Records excerpted from a collection

##############################

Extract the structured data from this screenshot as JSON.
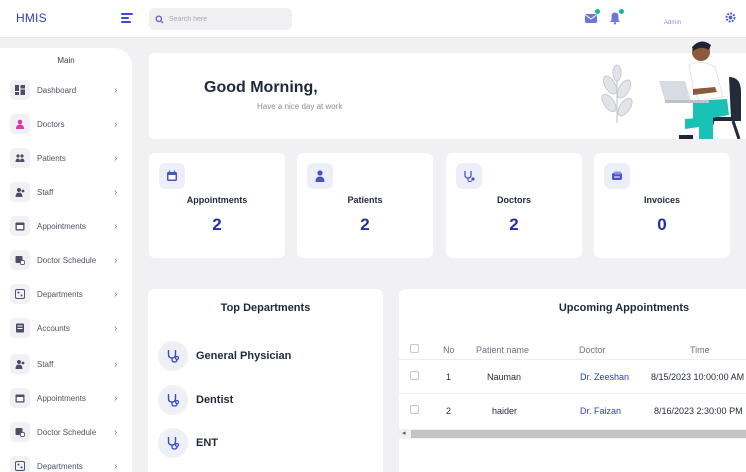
{
  "header": {
    "logo": "HMIS",
    "search_placeholder": "Search here",
    "user_name": "Admin"
  },
  "sidebar": {
    "title": "Main",
    "items": [
      {
        "label": "Dashboard",
        "icon": "dashboard-icon"
      },
      {
        "label": "Doctors",
        "icon": "doctor-icon"
      },
      {
        "label": "Patients",
        "icon": "patients-icon"
      },
      {
        "label": "Staff",
        "icon": "staff-icon"
      },
      {
        "label": "Appointments",
        "icon": "calendar-icon"
      },
      {
        "label": "Doctor Schedule",
        "icon": "schedule-icon"
      },
      {
        "label": "Departments",
        "icon": "departments-icon"
      },
      {
        "label": "Accounts",
        "icon": "accounts-icon"
      },
      {
        "label": "Staff",
        "icon": "staff-icon"
      },
      {
        "label": "Appointments",
        "icon": "calendar-icon"
      },
      {
        "label": "Doctor Schedule",
        "icon": "schedule-icon"
      },
      {
        "label": "Departments",
        "icon": "departments-icon"
      }
    ]
  },
  "welcome": {
    "greeting": "Good Morning,",
    "subtitle": "Have a nice day at work"
  },
  "stats": [
    {
      "label": "Appointments",
      "value": "2",
      "icon": "calendar-icon"
    },
    {
      "label": "Patients",
      "value": "2",
      "icon": "patient-icon"
    },
    {
      "label": "Doctors",
      "value": "2",
      "icon": "doctor-icon"
    },
    {
      "label": "Invoices",
      "value": "0",
      "icon": "invoice-icon"
    }
  ],
  "departments": {
    "title": "Top Departments",
    "items": [
      "General Physician",
      "Dentist",
      "ENT"
    ]
  },
  "appointments": {
    "title": "Upcoming Appointments",
    "columns": [
      "No",
      "Patient name",
      "Doctor",
      "Time"
    ],
    "rows": [
      {
        "no": "1",
        "patient": "Nauman",
        "doctor": "Dr. Zeeshan",
        "time": "8/15/2023 10:00:00 AM"
      },
      {
        "no": "2",
        "patient": "haider",
        "doctor": "Dr. Faizan",
        "time": "8/16/2023 2:30:00 PM"
      }
    ]
  },
  "colors": {
    "accent": "#2f3cc4",
    "stat_value": "#2330a0",
    "notify_dot": "#14b8a6",
    "illustration_teal": "#18c2b5"
  }
}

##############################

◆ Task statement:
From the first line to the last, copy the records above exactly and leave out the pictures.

◆ Answer to this task:
Extract the structured data from this screenshot as JSON.
{
  "header": {
    "logo": "HMIS",
    "search_placeholder": "Search here",
    "user_name": "Admin"
  },
  "sidebar": {
    "title": "Main",
    "items": [
      {
        "label": "Dashboard",
        "icon": "dashboard-icon"
      },
      {
        "label": "Doctors",
        "icon": "doctor-icon"
      },
      {
        "label": "Patients",
        "icon": "patients-icon"
      },
      {
        "label": "Staff",
        "icon": "staff-icon"
      },
      {
        "label": "Appointments",
        "icon": "calendar-icon"
      },
      {
        "label": "Doctor Schedule",
        "icon": "schedule-icon"
      },
      {
        "label": "Departments",
        "icon": "departments-icon"
      },
      {
        "label": "Accounts",
        "icon": "accounts-icon"
      },
      {
        "label": "Staff",
        "icon": "staff-icon"
      },
      {
        "label": "Appointments",
        "icon": "calendar-icon"
      },
      {
        "label": "Doctor Schedule",
        "icon": "schedule-icon"
      },
      {
        "label": "Departments",
        "icon": "departments-icon"
      }
    ]
  },
  "welcome": {
    "greeting": "Good Morning,",
    "subtitle": "Have a nice day at work"
  },
  "stats": [
    {
      "label": "Appointments",
      "value": "2",
      "icon": "calendar-icon"
    },
    {
      "label": "Patients",
      "value": "2",
      "icon": "patient-icon"
    },
    {
      "label": "Doctors",
      "value": "2",
      "icon": "doctor-icon"
    },
    {
      "label": "Invoices",
      "value": "0",
      "icon": "invoice-icon"
    }
  ],
  "departments": {
    "title": "Top Departments",
    "items": [
      "General Physician",
      "Dentist",
      "ENT"
    ]
  },
  "appointments": {
    "title": "Upcoming Appointments",
    "columns": [
      "No",
      "Patient name",
      "Doctor",
      "Time"
    ],
    "rows": [
      {
        "no": "1",
        "patient": "Nauman",
        "doctor": "Dr. Zeeshan",
        "time": "8/15/2023 10:00:00 AM"
      },
      {
        "no": "2",
        "patient": "haider",
        "doctor": "Dr. Faizan",
        "time": "8/16/2023 2:30:00 PM"
      }
    ]
  },
  "colors": {
    "accent": "#2f3cc4",
    "stat_value": "#2330a0",
    "notify_dot": "#14b8a6",
    "illustration_teal": "#18c2b5"
  }
}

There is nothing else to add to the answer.